[Dataset rows describing interfaces]
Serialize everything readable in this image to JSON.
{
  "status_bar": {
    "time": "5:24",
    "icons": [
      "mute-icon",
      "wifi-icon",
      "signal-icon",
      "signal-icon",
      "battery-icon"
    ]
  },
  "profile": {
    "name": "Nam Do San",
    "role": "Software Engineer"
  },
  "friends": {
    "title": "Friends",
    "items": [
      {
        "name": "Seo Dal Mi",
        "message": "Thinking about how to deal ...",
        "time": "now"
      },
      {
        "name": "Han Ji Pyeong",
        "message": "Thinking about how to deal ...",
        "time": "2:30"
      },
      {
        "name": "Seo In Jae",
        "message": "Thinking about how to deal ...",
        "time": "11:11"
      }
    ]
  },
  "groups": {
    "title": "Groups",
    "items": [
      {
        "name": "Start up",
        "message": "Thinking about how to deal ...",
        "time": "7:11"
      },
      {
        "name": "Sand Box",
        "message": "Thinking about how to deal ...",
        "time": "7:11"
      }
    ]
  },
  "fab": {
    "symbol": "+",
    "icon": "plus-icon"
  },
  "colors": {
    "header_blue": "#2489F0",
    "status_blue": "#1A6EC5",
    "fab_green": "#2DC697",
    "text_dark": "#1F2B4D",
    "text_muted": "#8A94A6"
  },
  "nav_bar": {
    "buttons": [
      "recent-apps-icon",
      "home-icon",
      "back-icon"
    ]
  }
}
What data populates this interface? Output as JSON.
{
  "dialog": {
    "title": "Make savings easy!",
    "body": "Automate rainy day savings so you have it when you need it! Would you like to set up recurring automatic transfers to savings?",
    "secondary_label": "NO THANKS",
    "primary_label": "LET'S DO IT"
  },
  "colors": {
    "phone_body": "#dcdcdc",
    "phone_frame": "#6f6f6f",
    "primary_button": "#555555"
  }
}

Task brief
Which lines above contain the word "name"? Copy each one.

Reply to the exercise
    "name": "Nam Do San",
        "name": "Seo Dal Mi",
        "name": "Han Ji Pyeong",
        "name": "Seo In Jae",
        "name": "Start up",
        "name": "Sand Box",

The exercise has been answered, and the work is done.